Natasa Cagalj, the Central Saint Martins graduate with a first-rate résumé and recently appointed creative director of Ports 1961, went artisanal for the label’s Resort collection. “I tried to convey a sense of spontaneity,” Cagalj said. “I wanted to celebrate the haphazard beauty of the design process, embracing its trials and errors, all those bumps in the road that sometimes make for unpredictable yet creative results.”
To make her point, she showed a series of pieces made entirely from color swatches morphed into fringed, thickly woven fabrics. Vaguely referencing some exotic agricultural workwear, they were quite charming, especially in a textured tube midi skirt paired with a menswear-inspired white shirt in crisp poplin. The utility factor was apparent in sculptural tops, dusters, and asymmetrical tulip skirts made from calico, a substantial type of cotton used for toile prototypes. To soften the rigorous edge of the collection, more feminine touches were added here and there, as in geometric trimmings in primary colors lining the hems of square-cut tops. A knotted fringe detail decorated the plastron of a pale blue cotton voile shirt or the pockets of an indigo shirt-parka hybrid, as well as those of a masculine dark blue blazer.
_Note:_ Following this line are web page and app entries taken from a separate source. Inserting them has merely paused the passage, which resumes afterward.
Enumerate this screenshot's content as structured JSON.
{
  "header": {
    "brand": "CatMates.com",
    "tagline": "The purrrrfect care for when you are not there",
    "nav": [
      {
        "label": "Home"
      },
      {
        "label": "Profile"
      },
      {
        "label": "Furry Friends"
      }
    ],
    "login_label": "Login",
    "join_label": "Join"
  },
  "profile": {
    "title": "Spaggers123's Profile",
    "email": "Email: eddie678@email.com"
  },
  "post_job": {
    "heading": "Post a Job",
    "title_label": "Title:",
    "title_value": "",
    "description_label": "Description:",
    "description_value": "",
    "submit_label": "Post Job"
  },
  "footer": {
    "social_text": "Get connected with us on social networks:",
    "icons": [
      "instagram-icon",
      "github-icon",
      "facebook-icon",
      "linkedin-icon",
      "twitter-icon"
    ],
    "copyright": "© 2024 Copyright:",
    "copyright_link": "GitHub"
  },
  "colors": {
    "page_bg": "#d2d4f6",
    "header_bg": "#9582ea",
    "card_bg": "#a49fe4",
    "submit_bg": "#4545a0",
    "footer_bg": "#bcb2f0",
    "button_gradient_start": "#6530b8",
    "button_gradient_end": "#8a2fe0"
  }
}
The motif looked like some kind of self-growing, organic texture; it could’ve been a bizarre flower sprouting from the garment itself.